My first SLED kite

 Work in progress!

On June 24, 2020 I finally succeeded with a self-built kite. Again with a Tim Parish design from his My-Best-Kite site. I have read through most of his site and bought and read a complete set of his ebooks on plastic kite building. He has a lot of useful info for plastic kite beginners.

The chosen design this time was his "MBK 2-Skewer sled". You'll find the plans and building tips on that link.

One very important thing I've learned from Parish is to always strengthen the outline of the plastic kite with what he calls "sticky tape". Other may know it as office tape, cello tape etc. It is transparent and maybe 15-20 mm wide. This is what I'm talking about:

I drew the outline of the kite on the sail and let a few mm of the tape go on the outside of the line, to ensure that all edges of the sail was completely covered with take. If you skip this, the kites edges may flutter in the wind and in the worst case fringe.

The trouble applying the tape is shown below. It is difficult to avoid wrinkles in the plastic.

There is a way to get around this problem. I'll write about it later. Just one word here: water!

To fix the ends of the sticks needed to spread the sail, clear tape is not strong enough. You need something a bit more flexible or "stretchy". I use electrical insulation tape, like on the image below. These sticks are called spines in kite terminology. 

Having seen other sled designs on The Kite Plan Base and reading that ventilation holes at the lower end of the sail could make the kite more stable, I cut two holes between the front and back wings of the plane.

The decor was drawn after an F-35 fighter illustration I found online. I drew the outline with a permanent marker. The fill is the grey plastic from a kitchen trash bag, attached with clear tape. 
... yes, I know. The plane flies upside down, but it looked less interesting without the cockpit. My grandson couldn't care less, and neither could I. Unlike his toy-store kite (mentioned on my kite front page), this one doesn't require running to get in the air, just a soft, warm summer breeze. 

To attach the illustration to the kite, I first spanned the kite to the kitchen bench with pieces of tape, to remove as many wrinkles as possible. 
If you use an insulation tape and your work surface is clean, you can reuse the tape, particularly if you fold the end of the piece of tape like on the photo below. It will make it so much easier to remove the tape. You can of course do the same with clear tape.

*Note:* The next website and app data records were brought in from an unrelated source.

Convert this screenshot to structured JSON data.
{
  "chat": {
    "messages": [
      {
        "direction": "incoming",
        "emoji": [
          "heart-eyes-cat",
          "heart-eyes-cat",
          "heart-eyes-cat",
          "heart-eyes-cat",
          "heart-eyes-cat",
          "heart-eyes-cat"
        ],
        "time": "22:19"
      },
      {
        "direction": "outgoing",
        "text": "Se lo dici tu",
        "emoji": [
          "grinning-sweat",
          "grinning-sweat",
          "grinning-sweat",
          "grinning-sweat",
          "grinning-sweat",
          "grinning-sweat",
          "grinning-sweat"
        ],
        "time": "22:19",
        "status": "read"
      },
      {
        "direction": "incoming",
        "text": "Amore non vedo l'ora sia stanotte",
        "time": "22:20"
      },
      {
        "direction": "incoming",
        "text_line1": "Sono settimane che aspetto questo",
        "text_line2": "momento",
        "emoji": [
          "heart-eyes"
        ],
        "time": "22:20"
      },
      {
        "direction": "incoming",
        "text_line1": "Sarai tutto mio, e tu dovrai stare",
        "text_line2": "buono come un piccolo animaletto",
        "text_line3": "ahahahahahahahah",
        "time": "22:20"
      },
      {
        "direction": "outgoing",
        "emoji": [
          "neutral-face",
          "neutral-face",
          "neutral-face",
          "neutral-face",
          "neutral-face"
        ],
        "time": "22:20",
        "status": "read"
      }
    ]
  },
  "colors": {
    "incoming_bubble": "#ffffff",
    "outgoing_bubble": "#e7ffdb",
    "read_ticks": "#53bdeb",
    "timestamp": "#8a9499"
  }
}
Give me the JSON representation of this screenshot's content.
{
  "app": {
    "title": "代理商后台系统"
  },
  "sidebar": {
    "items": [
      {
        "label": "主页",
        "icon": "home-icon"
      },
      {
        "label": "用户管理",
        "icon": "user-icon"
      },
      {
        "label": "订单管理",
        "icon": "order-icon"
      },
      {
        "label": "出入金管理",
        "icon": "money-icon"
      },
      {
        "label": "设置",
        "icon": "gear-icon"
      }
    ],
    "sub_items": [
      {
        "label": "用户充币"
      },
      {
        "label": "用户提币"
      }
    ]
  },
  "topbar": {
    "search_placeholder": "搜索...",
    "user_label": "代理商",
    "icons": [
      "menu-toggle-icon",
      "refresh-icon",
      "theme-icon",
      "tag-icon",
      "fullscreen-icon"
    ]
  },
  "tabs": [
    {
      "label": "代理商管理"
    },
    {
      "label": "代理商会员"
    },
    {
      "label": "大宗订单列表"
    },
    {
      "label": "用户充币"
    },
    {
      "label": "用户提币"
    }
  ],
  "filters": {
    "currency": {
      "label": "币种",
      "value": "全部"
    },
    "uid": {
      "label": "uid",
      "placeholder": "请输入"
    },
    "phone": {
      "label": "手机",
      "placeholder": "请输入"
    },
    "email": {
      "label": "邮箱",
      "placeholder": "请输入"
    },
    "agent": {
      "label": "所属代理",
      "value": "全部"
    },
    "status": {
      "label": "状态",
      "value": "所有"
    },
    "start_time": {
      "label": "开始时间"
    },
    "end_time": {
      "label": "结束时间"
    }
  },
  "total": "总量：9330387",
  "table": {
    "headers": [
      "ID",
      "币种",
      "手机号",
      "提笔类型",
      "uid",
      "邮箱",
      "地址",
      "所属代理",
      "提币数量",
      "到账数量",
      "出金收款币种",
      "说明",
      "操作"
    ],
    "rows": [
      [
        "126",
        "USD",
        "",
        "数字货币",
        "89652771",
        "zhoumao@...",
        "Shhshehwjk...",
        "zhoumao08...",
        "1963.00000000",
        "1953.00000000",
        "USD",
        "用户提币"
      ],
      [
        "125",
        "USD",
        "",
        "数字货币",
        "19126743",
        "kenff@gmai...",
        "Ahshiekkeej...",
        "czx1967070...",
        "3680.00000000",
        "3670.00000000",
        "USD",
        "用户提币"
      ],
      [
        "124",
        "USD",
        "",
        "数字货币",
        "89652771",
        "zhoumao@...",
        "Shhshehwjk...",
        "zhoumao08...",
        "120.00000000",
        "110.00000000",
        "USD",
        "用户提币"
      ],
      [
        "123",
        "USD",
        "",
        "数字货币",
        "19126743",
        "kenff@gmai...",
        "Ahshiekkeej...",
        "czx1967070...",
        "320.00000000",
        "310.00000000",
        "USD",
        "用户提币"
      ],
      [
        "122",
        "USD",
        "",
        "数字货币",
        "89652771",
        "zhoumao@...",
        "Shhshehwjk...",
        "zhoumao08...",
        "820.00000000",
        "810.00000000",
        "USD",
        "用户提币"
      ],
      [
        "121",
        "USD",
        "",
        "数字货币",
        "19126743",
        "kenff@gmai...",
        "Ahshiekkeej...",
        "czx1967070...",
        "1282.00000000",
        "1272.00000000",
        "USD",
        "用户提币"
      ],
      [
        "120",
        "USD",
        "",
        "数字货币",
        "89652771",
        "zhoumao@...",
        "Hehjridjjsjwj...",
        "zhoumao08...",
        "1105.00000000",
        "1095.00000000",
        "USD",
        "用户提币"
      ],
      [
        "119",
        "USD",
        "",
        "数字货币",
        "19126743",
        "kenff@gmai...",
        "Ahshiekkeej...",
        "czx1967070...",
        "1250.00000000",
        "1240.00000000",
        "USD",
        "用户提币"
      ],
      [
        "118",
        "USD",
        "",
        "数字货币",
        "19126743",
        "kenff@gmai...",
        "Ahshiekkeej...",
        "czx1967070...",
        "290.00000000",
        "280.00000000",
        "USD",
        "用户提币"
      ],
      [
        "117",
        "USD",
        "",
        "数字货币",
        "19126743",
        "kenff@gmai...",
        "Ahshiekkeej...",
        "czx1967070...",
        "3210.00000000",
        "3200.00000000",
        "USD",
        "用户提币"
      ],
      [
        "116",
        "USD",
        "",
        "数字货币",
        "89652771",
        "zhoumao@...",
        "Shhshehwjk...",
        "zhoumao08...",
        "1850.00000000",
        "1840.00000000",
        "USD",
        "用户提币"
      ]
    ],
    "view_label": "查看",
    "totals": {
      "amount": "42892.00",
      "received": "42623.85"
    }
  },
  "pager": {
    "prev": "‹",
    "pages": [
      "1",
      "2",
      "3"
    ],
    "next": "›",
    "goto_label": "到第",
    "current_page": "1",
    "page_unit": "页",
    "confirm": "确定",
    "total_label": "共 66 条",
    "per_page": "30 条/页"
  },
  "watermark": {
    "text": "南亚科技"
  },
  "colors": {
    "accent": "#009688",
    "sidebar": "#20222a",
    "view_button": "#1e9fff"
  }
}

No kite is complete without a line, and on a sled kite you will send need something called a bridle  in kite terminology (horses wear bridles too - on the head), between the kite and the line.@@ continue.

It was a great pleasure to let the sled pull line outside my home on this warm, sunny summer afternoon. I experimented a bit with a tails (one behind each longeron, for balance), but it flew just as well without any at all. 

The two colours on the sail was just a whim before I decided to decorate it with the plane. Not very much consideration behind it. For a new kite, I would probably use clear, colourless celophane. I would also try to make the sticks less visible by painting the baby-blue or white. In that way, only the plane would be possible.
If you try something similar, I, and probably other too, would love to see it on the Facebook groups "Kitebuilders" and "Kite flyers 2.0"

Seven months later I have concluded that sleds and soft kites maybe aren't really suitable for my kiting area. They have a tendency to collapse in mid air. I have been told from helpful people on the Facebook Kitebuilders group this is because of the unstable, turbulent wind. On a large beach with a steady breeze, they perform very well. 

You can learn a lot more about all the different sled kite variations out there if you check out the free booklet  Allison's flexible kite pdf file. Among other things you'll learn about the development of the sled,kite and see a lot of different sled kite styles.

Another free booklet I'll probably be referring to regularly, "The best kite in the world" by Stormy Weathers, It has a whole chapter on the sled kite and discuss the science behind f.ex. the holes I have at the bottom of the kite, why the longerons are not parallel, and then it treats a lot of other kite forms the same way! It may seem a bit dated today, but with a little patience, you can learn a lot about kites and kiting from it - and as I said - it's free!